Increased levels of Firmicutes, a phylum of bacteria, have been associated with obesity in some studies. It has been suggested that Firmicutes may be involved in extracting more energy from the diet, potentially leading to increased hunger and weight gain.
Escherichia coli (E. coli)
Certain strains of E. coli have been linked to increased appetite and food intake. These strains can produce certain proteins that affect gut hormone secretion and appetite regulation.
Clostridium difficile (C. difficile)
C. difficile is a bacterium that can cause gastrointestinal infections. While its impact on appetite regulation is not well understood, some studies suggest a potential association between C. difficile infection and altered appetite.
Bacterial Strains that Positively Impact Hunger and Satiety
There are bacterial strains associated with positive impacts on hunger and satiety. These strains are believed to contribute to a healthy appetite regulation and can potentially support weight management.
Here are a few examples:
Bifidobacterium is a genus of beneficial bacteria that is commonly found in the gut. Some studies suggest higher levels of Bifidobacterium may be associated with decreased appetite and improved satiety. These bacteria are thought to influence gut hormone secretion, promote gut barrier integrity, and help regulate energy balance.
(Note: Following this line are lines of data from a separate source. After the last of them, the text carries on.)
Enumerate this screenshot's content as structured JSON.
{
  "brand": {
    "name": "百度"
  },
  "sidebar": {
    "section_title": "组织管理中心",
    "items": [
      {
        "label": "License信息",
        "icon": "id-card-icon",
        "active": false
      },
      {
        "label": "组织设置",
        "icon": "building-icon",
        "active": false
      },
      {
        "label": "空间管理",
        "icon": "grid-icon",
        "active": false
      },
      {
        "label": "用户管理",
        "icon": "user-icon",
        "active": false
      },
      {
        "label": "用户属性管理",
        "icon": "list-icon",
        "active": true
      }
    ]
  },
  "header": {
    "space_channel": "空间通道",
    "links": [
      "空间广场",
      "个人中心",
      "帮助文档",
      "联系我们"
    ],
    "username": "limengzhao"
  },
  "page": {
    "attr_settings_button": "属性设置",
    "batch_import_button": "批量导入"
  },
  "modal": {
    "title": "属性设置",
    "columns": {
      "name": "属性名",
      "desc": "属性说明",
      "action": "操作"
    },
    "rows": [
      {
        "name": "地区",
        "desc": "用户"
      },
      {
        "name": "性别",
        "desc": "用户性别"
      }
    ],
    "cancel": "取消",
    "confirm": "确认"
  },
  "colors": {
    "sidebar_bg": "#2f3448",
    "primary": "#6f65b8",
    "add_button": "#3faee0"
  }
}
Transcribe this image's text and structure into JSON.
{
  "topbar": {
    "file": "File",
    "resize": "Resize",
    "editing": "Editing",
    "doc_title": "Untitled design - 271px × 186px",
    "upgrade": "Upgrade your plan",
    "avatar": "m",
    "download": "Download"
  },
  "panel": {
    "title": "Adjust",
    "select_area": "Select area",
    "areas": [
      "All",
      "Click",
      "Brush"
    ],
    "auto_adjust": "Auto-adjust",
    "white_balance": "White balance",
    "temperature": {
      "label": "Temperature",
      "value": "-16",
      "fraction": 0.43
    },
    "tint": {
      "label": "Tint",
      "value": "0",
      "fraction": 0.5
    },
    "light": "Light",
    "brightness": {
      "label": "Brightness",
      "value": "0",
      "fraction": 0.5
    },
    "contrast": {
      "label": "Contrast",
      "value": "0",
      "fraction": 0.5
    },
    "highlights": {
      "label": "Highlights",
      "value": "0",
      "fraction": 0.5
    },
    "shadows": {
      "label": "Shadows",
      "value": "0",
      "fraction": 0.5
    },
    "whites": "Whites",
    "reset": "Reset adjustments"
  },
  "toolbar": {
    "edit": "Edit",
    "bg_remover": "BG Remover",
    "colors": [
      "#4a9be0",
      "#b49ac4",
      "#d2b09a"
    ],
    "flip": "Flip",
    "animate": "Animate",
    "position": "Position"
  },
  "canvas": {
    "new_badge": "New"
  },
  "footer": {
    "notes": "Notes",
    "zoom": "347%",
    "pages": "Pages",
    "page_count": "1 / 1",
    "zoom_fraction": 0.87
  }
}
Akkermansia muciniphila is a mucin-degrading bacterium that resides in the gut. It has been associated with various health benefits, including appetite regulation. Research suggests higher levels of Akkermansia muciniphila may be linked to reduced appetite, improved metabolic health, and weight management.
Lactobacillus is a genus of beneficial bacteria commonly found in fermented foods and probiotic supplements. Some studies have indicated that certain strains of Lactobacillus may influence appetite regulation. These bacteria are believed to affect gut hormone levels, modulate inflammation, and promote gut health.
Roseburia is a genus of bacteria that produces butyrate, a short-chain fatty acid with potential appetite-regulating effects. Higher levels of Roseburia have been associated with improved gut barrier function and metabolic health, suggesting a potential positive impact on hunger and satiety.
Faecalibacterium prausnitzii is a butyrate-producing bacterium that has been associated with various health benefits. It is believed to have anti-inflammatory properties and may play a role in gut health and appetite regulation.
The microbiome and the weight/appetite/satiety connection is fascinating, so how do you promote a robust gut microbiome? Part 3 focuses on foods and snacks for building a powerful microbiome that works for you, not against you.
In Health and Happiness,
Kelly Harrington, MS, RDN
Registered Dietitian Nutritionist for Healthy Goods